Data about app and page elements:

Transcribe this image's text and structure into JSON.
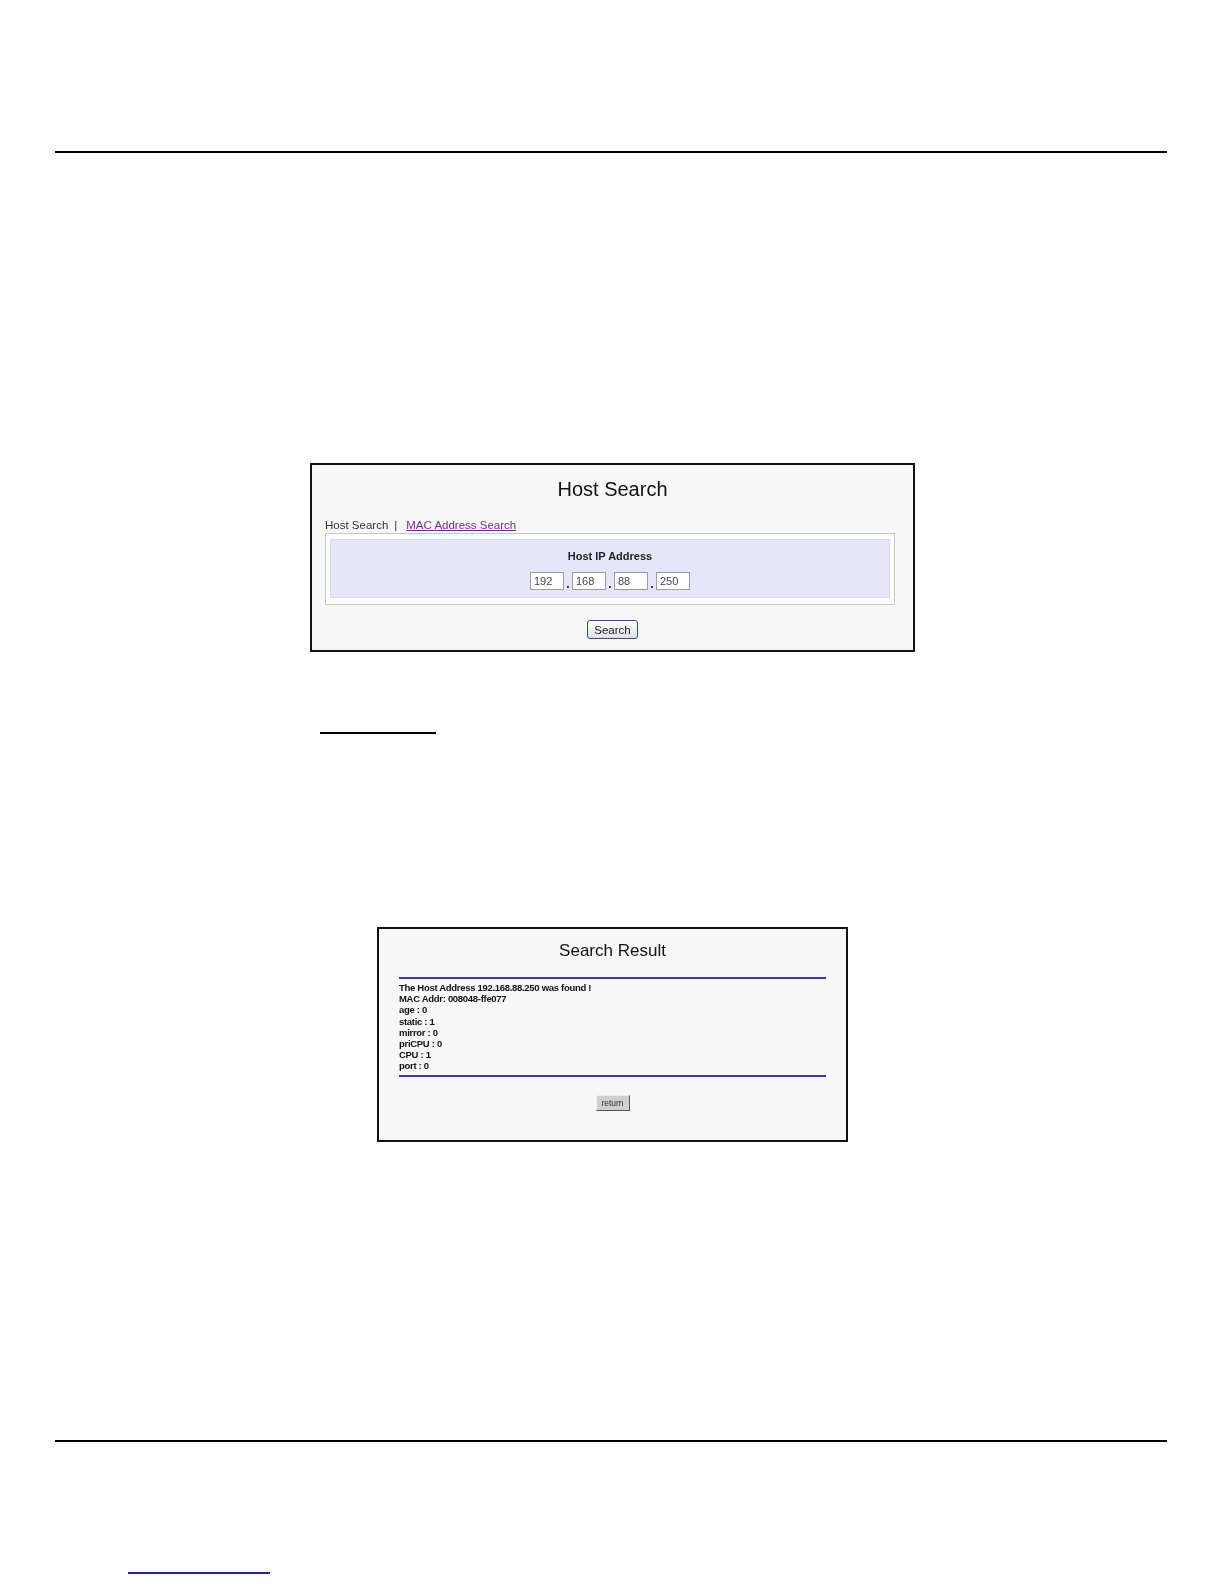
{
  "host_search": {
    "title": "Host Search",
    "nav": [
      {
        "label": "Host Search",
        "selected": true
      },
      {
        "label": "MAC Address Search",
        "selected": false
      }
    ],
    "nav_separator": "|",
    "ip_address": {
      "label": "Host IP Address",
      "octets": [
        "192",
        "168",
        "88",
        "250"
      ],
      "separator": "."
    },
    "button": "Search"
  },
  "search_result": {
    "title": "Search Result",
    "lines": [
      "The Host Address 192.168.88.250 was found !",
      "MAC Addr: 008048-ffe077",
      "age : 0",
      "static : 1",
      "mirror : 0",
      "priCPU : 0",
      "CPU : 1",
      "port : 0"
    ],
    "button": "return"
  }
}
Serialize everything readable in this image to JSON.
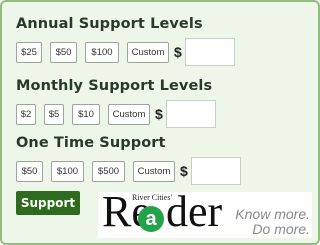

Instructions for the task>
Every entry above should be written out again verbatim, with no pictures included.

Written solution>
Transcribe this image's text and structure into JSON.
{
  "host_search": {
    "title": "Host Search",
    "nav": [
      {
        "label": "Host Search",
        "selected": true
      },
      {
        "label": "MAC Address Search",
        "selected": false
      }
    ],
    "nav_separator": "|",
    "ip_address": {
      "label": "Host IP Address",
      "octets": [
        "192",
        "168",
        "88",
        "250"
      ],
      "separator": "."
    },
    "button": "Search"
  },
  "search_result": {
    "title": "Search Result",
    "lines": [
      "The Host Address 192.168.88.250 was found !",
      "MAC Addr: 008048-ffe077",
      "age : 0",
      "static : 1",
      "mirror : 0",
      "priCPU : 0",
      "CPU : 1",
      "port : 0"
    ],
    "button": "return"
  }
}
Serialize everything readable in this image to JSON.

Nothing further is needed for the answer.